How severe was it? A concussion is a traumatic brain injury (TBI). It is a mild TBI. There are three types of TBI: Mild-Moderate-Severe. Concussion severity is typically based on: 1)Length of loss of consciousness (which really only occurs in 10% of concussions) 2)Length of posttraumatic amnesia (that’s the memory loss around the time of the hit, during which the concussed individual can score touchdowns and do other very complex things…just have no memory during that time). There is no formal rating scale to judge a concussion within the mild TBI range. However, clinical experience, severity of symptoms, results of cognitive testing, and initial signs all play a role.
 
When can I get back to my normal activities (or, when can I play my next game)?

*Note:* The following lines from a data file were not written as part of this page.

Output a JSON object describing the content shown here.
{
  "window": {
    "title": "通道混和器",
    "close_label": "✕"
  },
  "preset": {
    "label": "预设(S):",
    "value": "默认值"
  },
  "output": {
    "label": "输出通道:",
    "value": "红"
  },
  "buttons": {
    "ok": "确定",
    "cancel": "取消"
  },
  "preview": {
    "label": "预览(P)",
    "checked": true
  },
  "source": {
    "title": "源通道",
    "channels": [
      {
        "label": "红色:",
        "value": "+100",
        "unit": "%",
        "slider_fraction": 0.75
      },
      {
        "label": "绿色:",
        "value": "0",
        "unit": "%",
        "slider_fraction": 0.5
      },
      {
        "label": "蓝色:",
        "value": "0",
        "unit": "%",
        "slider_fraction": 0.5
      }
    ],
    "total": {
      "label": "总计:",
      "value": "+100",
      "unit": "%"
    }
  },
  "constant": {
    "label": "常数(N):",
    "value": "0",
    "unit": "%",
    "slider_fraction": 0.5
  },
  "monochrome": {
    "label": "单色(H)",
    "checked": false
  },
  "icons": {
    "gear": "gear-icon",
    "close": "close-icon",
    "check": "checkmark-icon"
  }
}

Basically, all symptoms need to go away and cognitive testing normalize (if a baseline test is available, results should have returned to that individual’s baseline). There is a specific stepwise process of increasing activity under the direction of a medical professional. Full clearance for all activities is bestowed once no symptoms or cognitive signs are apparent after the activity level is systematically increased.
 
How do I recover fastest? The current medical consensus is to rest. They call it “Brain Rest.” This does two things: 1) Prevents another concussion from occurring (very rare to have another concussion while resting) and 2) Reduces brain activity which reduces the symptoms and is believed to help the chemical process normalize.
 
The Wisconsin Interscholastic Athletic Association (WIAA) provides policies and procedures in line with the most recent consensus on concussion conference and has a lot of good information (http://www.wiaawi.org/index.php?id=430).
 
If you have any questions on concussion, we’d be happy to discuss.
 
-Michael Mohrland, PsyD
Rehabilitation Psychologist/Neuropsychologist